Ever wanted to see a really tiny, naked woman? How about a pile of mannequins? Or a Roman god making out with another Roman god on the head of an ant? Well, then, London-based artist Jonty Hurwitz had you in mind when he created his series of nanoscopic 3D printed sculptures. These pieces are so small Hurwitz needed to use a lab’s electron microscope to see them. Or, I should say, they were so small. See, after Hurwitz was able to track down a lab capable of printing his nanoscopic pieces and a lab to display them with an electron microscope, they disappeared.
With a degree in engineering from Johannesburg, South Africa, Jonty Hurwitz decided to pursue the points at which science and art merge. His artwork usually incorporates physics in some way or another, with some utilizing billions of calculations to create. His most recent work, “Nano”, involves cutting edge technology to create objects smaller than the width of a single human hair or, in the case of the above sculpture called “Trust”, inside of the eye of a needle.
To fabricate his tiny prints, Hurwitz first had to make his 3D designs.

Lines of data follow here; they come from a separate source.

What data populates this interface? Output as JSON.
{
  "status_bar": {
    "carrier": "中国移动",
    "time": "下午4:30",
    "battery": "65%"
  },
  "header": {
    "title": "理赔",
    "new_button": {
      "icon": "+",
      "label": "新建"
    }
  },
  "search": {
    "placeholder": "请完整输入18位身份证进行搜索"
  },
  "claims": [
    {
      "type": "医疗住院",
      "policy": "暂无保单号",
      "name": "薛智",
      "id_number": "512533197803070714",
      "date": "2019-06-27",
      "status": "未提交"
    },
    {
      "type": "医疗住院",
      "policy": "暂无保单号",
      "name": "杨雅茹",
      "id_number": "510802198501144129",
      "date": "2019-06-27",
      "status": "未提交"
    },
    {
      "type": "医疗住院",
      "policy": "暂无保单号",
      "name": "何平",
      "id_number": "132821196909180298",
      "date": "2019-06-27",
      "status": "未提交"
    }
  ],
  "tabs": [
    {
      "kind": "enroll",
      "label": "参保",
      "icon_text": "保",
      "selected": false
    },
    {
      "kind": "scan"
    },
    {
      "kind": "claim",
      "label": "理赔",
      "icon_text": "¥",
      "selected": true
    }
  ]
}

Setting up an elaborate camera system in his warehouse, Hurwitz captured 3D renderings of models posing for each one of his sculptures. Then, with help from the Weizmann Institute of Science and the Institute of Microstructure Technology at the Karlsruhe Institute of Technology, the artist went about having his models printed on the Nanoscribe 3D printer, previously covered on 3DPI.
Hurwitz describes how the Nanoscribe’s Multiphoton Lithography process works:
If …. you use longer wavelength intense light, and focus it tightly through a microscope, something wonderful happens: at the focus point, the polymer absorbs TWO PHOTONS and responds as if it had been illuminated by UV light, namely it will solidify. This two photon absorption occurs only at the tiny focal point – basically a tiny 3D pixel (called a Voxel). The sculpture is then moved along fractionally by a computer controlled process and the next pixel is created. Slowly, over hours and hours the entire sculpture is assembled pixel by pixel and layer by layer.
The artist elaborates, in the absorbing interview (embedded below), on his experience upon receiving the prints. When he receives the package with his prints, Hurwitz begins climbing into his nanoscopic world: first opening the box and digging through the packaging material, then coming to a small jewelry box. Opening the box, he sees nothing. Though he ultimately makes out faint glints of something, tilting the box into the light, it isn’t until he gets them under an electron microscope, the property of a microscope salesperson that Hurwitz calls “Mr. G”, that he finally sees them in their nanoscopic glory.
As the story unfolds, Hurwitz eloquently explains his hour-long search for the prints under the microscope, the final moment of seeing them and how indescribable that moment really was. Then, as Mr. G and G’s engineer take the slide out of the device, Hurwitz hears a quietly uttered “oops”, followed by “These may be hard to find again”. Dread sinks in as the slide goes back into the machine and they go on yet another search. The journey through the nanoverse of the microscope is a daunting and fruitless one. Finally, the artist removes the slide from the equipment and takes a look, seeing a single fingerprint where his seven nanosculptures once rested. A fingerprint belonging to Mr. G.
It’s then that Hurwitz realizes:
Ok. They are lost. I’ve just lost the seven – I’ve just lost the absolute edge of what humanity is capable of. I’ve just lost these nanosculptures. I’ve lost them. They are lost. You know, your first instinct when you lose things is to look…They’re lost. They’re gone.
With only the damaged glass slide, the photos, and the story, Hurwitz has to believe that the story is good enough. Saying, “And we come back to ‘trust’. Trust me. They were there.” His series is now being investigated by the Guinness Book of World Records to fit the category of smallest human portraits ever created. Without the prints, will they trust him? Will he ever trust an electron microscope salesman again?